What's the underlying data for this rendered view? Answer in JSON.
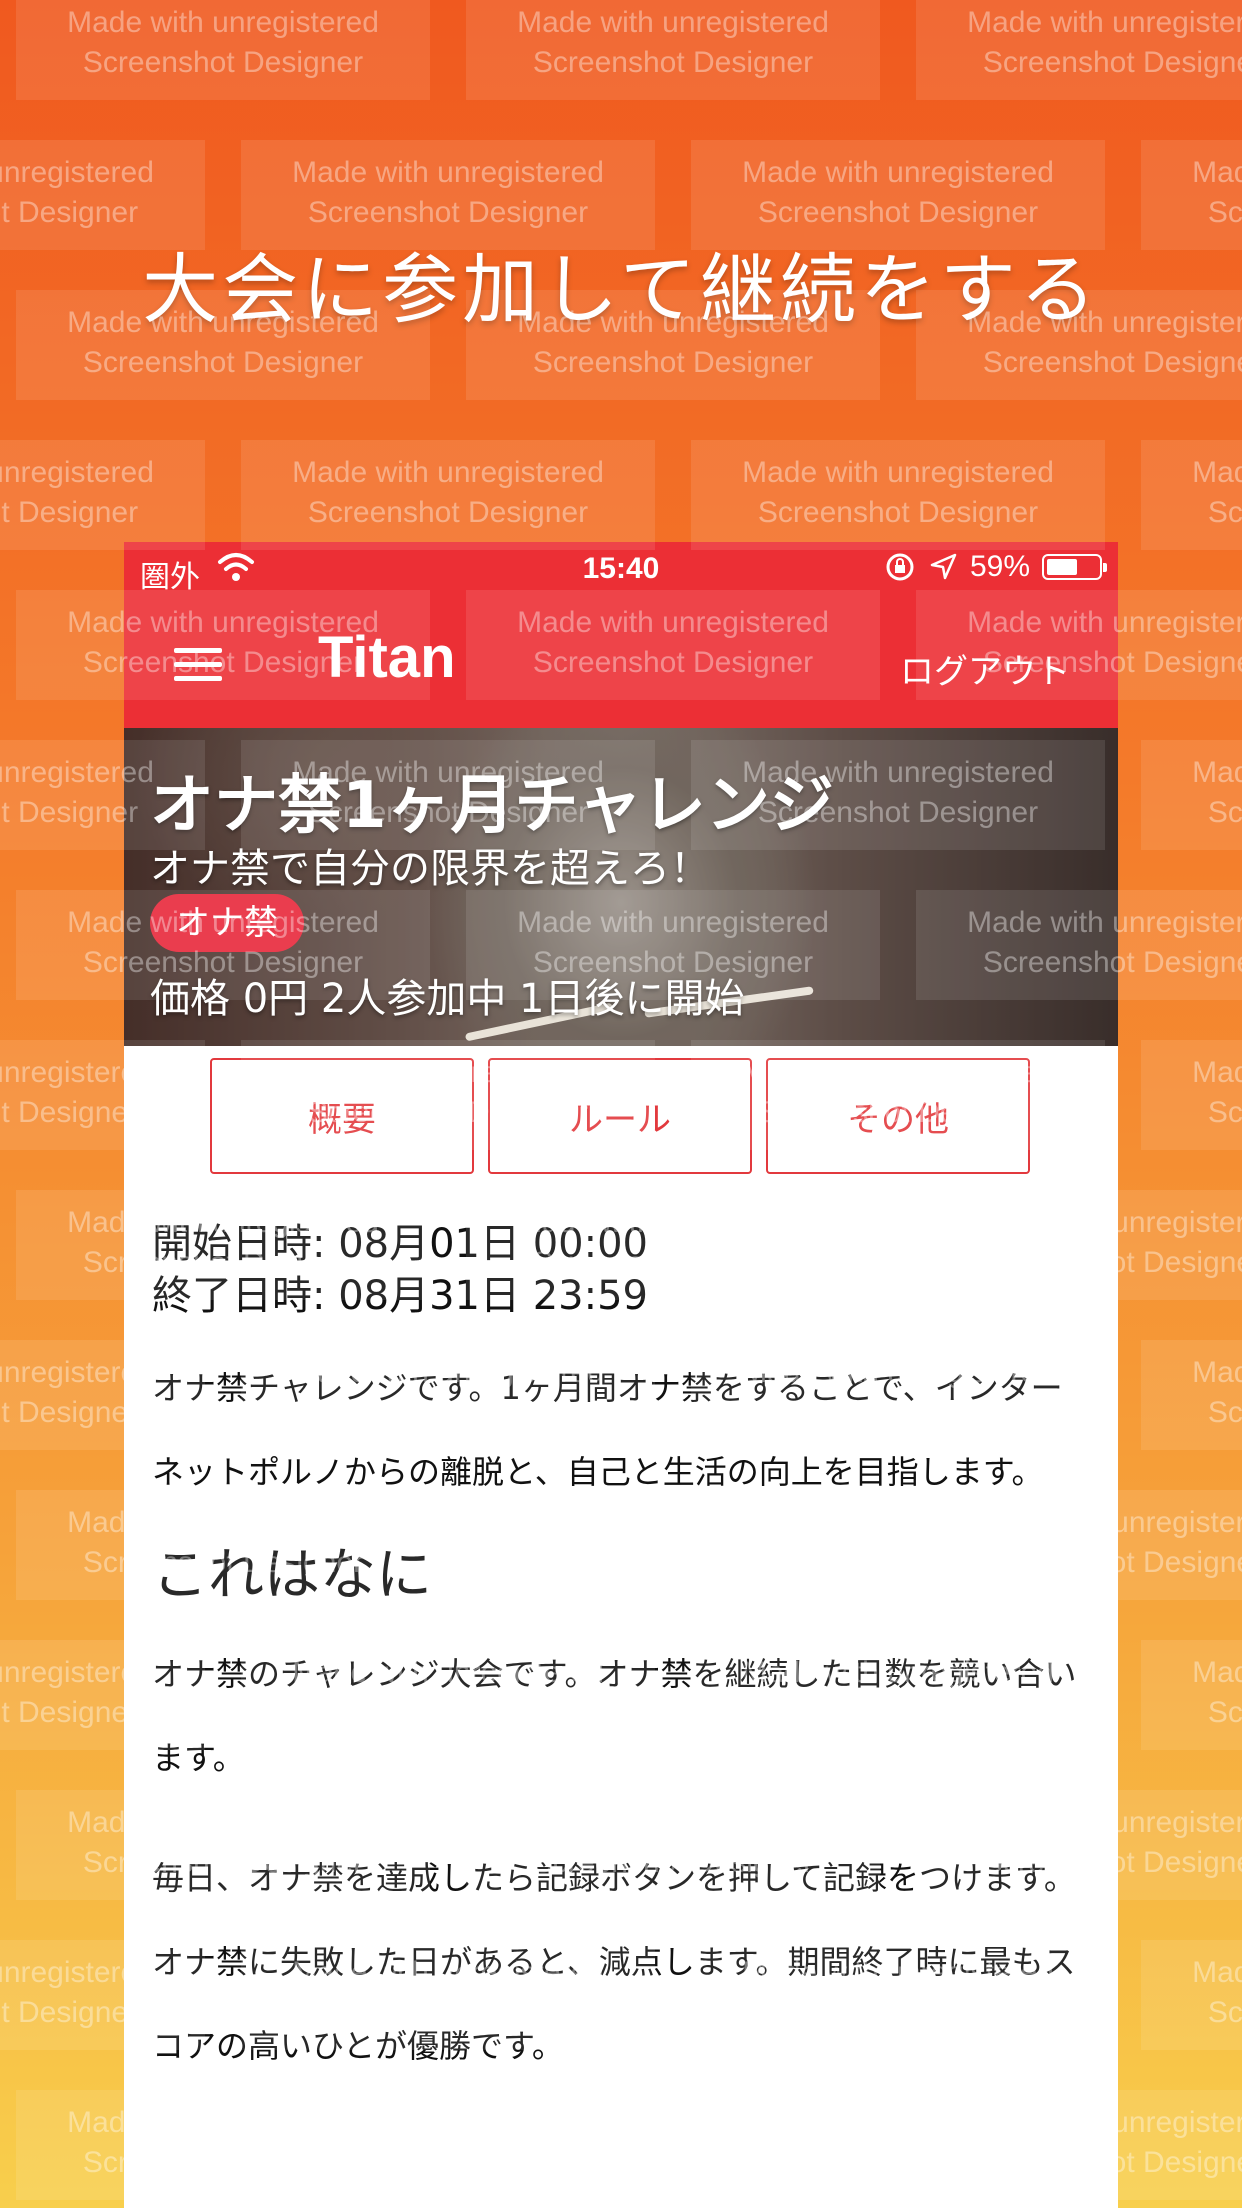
{
  "headline": "大会に参加して継続をする",
  "watermark_text": "Made with unregistered\nScreenshot Designer",
  "status_bar": {
    "carrier": "圏外",
    "time": "15:40",
    "battery_percent": "59%",
    "battery_level": 0.59,
    "icons": [
      "wifi-icon",
      "rotation-lock-icon",
      "location-arrow-icon",
      "battery-icon"
    ]
  },
  "nav": {
    "title": "Titan",
    "logout": "ログアウト",
    "menu_icon": "hamburger-menu-icon"
  },
  "hero": {
    "title": "オナ禁1ヶ月チャレンジ",
    "subtitle": "オナ禁で自分の限界を超えろ！",
    "tag": "オナ禁",
    "meta": "価格 0円 2人参加中 1日後に開始"
  },
  "tabs": [
    "概要",
    "ルール",
    "その他"
  ],
  "details": {
    "start": "開始日時: 08月01日 00:00",
    "end": "終了日時: 08月31日 23:59",
    "description": "オナ禁チャレンジです。1ヶ月間オナ禁をすることで、インターネットポルノからの離脱と、自己と生活の向上を目指します。",
    "section_heading": "これはなに",
    "section_body_1": "オナ禁のチャレンジ大会です。オナ禁を継続した日数を競い合います。",
    "section_body_2": "毎日、オナ禁を達成したら記録ボタンを押して記録をつけます。オナ禁に失敗した日があると、減点します。期間終了時に最もスコアの高いひとが優勝です。"
  },
  "colors": {
    "accent_red": "#ec2f35",
    "tab_border": "#e2393d",
    "badge_red": "#e8283a",
    "bg_top": "#f0591f",
    "bg_bottom": "#f8cf4c"
  }
}
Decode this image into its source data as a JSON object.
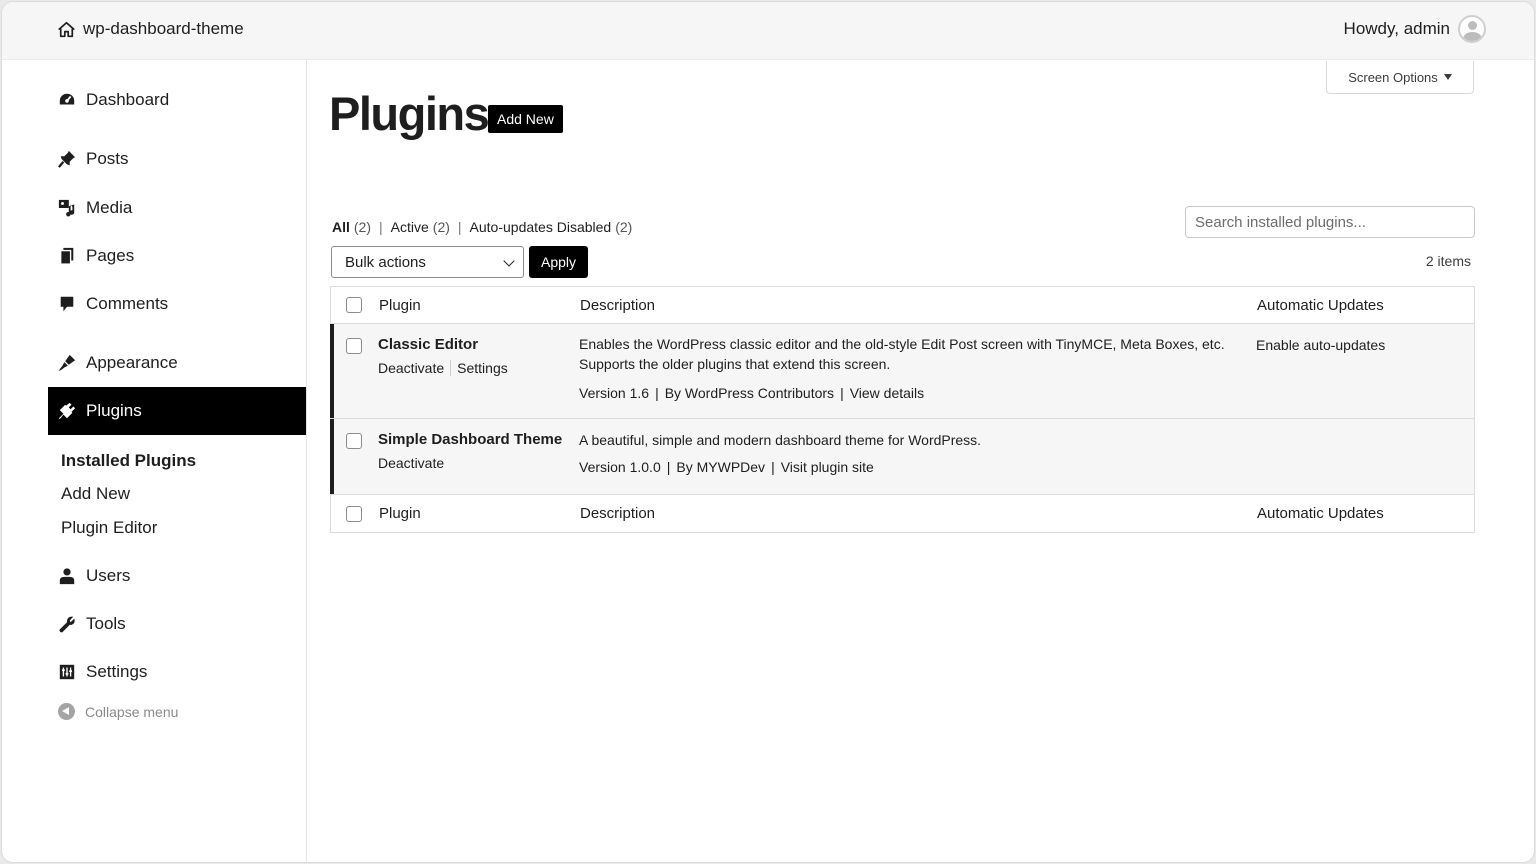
{
  "topbar": {
    "site_name": "wp-dashboard-theme",
    "greeting": "Howdy, admin"
  },
  "sidebar": {
    "items": [
      {
        "label": "Dashboard",
        "icon": "dashboard-icon"
      },
      {
        "label": "Posts",
        "icon": "pin-icon"
      },
      {
        "label": "Media",
        "icon": "media-icon"
      },
      {
        "label": "Pages",
        "icon": "pages-icon"
      },
      {
        "label": "Comments",
        "icon": "comment-icon"
      },
      {
        "label": "Appearance",
        "icon": "brush-icon"
      },
      {
        "label": "Plugins",
        "icon": "plugin-icon"
      },
      {
        "label": "Users",
        "icon": "user-icon"
      },
      {
        "label": "Tools",
        "icon": "wrench-icon"
      },
      {
        "label": "Settings",
        "icon": "settings-icon"
      }
    ],
    "submenu": [
      "Installed Plugins",
      "Add New",
      "Plugin Editor"
    ],
    "collapse_label": "Collapse menu"
  },
  "main": {
    "screen_options": "Screen Options",
    "title": "Plugins",
    "add_new": "Add New",
    "filters": [
      {
        "label": "All",
        "count": "(2)"
      },
      {
        "label": "Active",
        "count": "(2)"
      },
      {
        "label": "Auto-updates Disabled",
        "count": "(2)"
      }
    ],
    "search_placeholder": "Search installed plugins...",
    "bulk_actions": "Bulk actions",
    "apply": "Apply",
    "items_count": "2 items",
    "columns": {
      "plugin": "Plugin",
      "description": "Description",
      "auto_updates": "Automatic Updates"
    },
    "plugins": [
      {
        "name": "Classic Editor",
        "actions": [
          "Deactivate",
          "Settings"
        ],
        "description": "Enables the WordPress classic editor and the old-style Edit Post screen with TinyMCE, Meta Boxes, etc. Supports the older plugins that extend this screen.",
        "version": "Version 1.6",
        "author": "By WordPress Contributors",
        "link": "View details",
        "auto_update": "Enable auto-updates"
      },
      {
        "name": "Simple Dashboard Theme",
        "actions": [
          "Deactivate"
        ],
        "description": "A beautiful, simple and modern dashboard theme for WordPress.",
        "version": "Version 1.0.0",
        "author": "By MYWPDev",
        "link": "Visit plugin site",
        "auto_update": ""
      }
    ]
  }
}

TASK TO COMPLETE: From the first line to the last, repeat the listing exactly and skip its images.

RESPONSE BELOW:
What's the underlying data for this rendered view? Answer in JSON.
{
  "headline": "大会に参加して継続をする",
  "watermark_text": "Made with unregistered\nScreenshot Designer",
  "status_bar": {
    "carrier": "圏外",
    "time": "15:40",
    "battery_percent": "59%",
    "battery_level": 0.59,
    "icons": [
      "wifi-icon",
      "rotation-lock-icon",
      "location-arrow-icon",
      "battery-icon"
    ]
  },
  "nav": {
    "title": "Titan",
    "logout": "ログアウト",
    "menu_icon": "hamburger-menu-icon"
  },
  "hero": {
    "title": "オナ禁1ヶ月チャレンジ",
    "subtitle": "オナ禁で自分の限界を超えろ！",
    "tag": "オナ禁",
    "meta": "価格 0円 2人参加中 1日後に開始"
  },
  "tabs": [
    "概要",
    "ルール",
    "その他"
  ],
  "details": {
    "start": "開始日時: 08月01日 00:00",
    "end": "終了日時: 08月31日 23:59",
    "description": "オナ禁チャレンジです。1ヶ月間オナ禁をすることで、インターネットポルノからの離脱と、自己と生活の向上を目指します。",
    "section_heading": "これはなに",
    "section_body_1": "オナ禁のチャレンジ大会です。オナ禁を継続した日数を競い合います。",
    "section_body_2": "毎日、オナ禁を達成したら記録ボタンを押して記録をつけます。オナ禁に失敗した日があると、減点します。期間終了時に最もスコアの高いひとが優勝です。"
  },
  "colors": {
    "accent_red": "#ec2f35",
    "tab_border": "#e2393d",
    "badge_red": "#e8283a",
    "bg_top": "#f0591f",
    "bg_bottom": "#f8cf4c"
  }
}
Decode this image into its source data as a JSON object.
{
  "topbar": {
    "site_name": "wp-dashboard-theme",
    "greeting": "Howdy, admin"
  },
  "sidebar": {
    "items": [
      {
        "label": "Dashboard",
        "icon": "dashboard-icon"
      },
      {
        "label": "Posts",
        "icon": "pin-icon"
      },
      {
        "label": "Media",
        "icon": "media-icon"
      },
      {
        "label": "Pages",
        "icon": "pages-icon"
      },
      {
        "label": "Comments",
        "icon": "comment-icon"
      },
      {
        "label": "Appearance",
        "icon": "brush-icon"
      },
      {
        "label": "Plugins",
        "icon": "plugin-icon"
      },
      {
        "label": "Users",
        "icon": "user-icon"
      },
      {
        "label": "Tools",
        "icon": "wrench-icon"
      },
      {
        "label": "Settings",
        "icon": "settings-icon"
      }
    ],
    "submenu": [
      "Installed Plugins",
      "Add New",
      "Plugin Editor"
    ],
    "collapse_label": "Collapse menu"
  },
  "main": {
    "screen_options": "Screen Options",
    "title": "Plugins",
    "add_new": "Add New",
    "filters": [
      {
        "label": "All",
        "count": "(2)"
      },
      {
        "label": "Active",
        "count": "(2)"
      },
      {
        "label": "Auto-updates Disabled",
        "count": "(2)"
      }
    ],
    "search_placeholder": "Search installed plugins...",
    "bulk_actions": "Bulk actions",
    "apply": "Apply",
    "items_count": "2 items",
    "columns": {
      "plugin": "Plugin",
      "description": "Description",
      "auto_updates": "Automatic Updates"
    },
    "plugins": [
      {
        "name": "Classic Editor",
        "actions": [
          "Deactivate",
          "Settings"
        ],
        "description": "Enables the WordPress classic editor and the old-style Edit Post screen with TinyMCE, Meta Boxes, etc. Supports the older plugins that extend this screen.",
        "version": "Version 1.6",
        "author": "By WordPress Contributors",
        "link": "View details",
        "auto_update": "Enable auto-updates"
      },
      {
        "name": "Simple Dashboard Theme",
        "actions": [
          "Deactivate"
        ],
        "description": "A beautiful, simple and modern dashboard theme for WordPress.",
        "version": "Version 1.0.0",
        "author": "By MYWPDev",
        "link": "Visit plugin site",
        "auto_update": ""
      }
    ]
  }
}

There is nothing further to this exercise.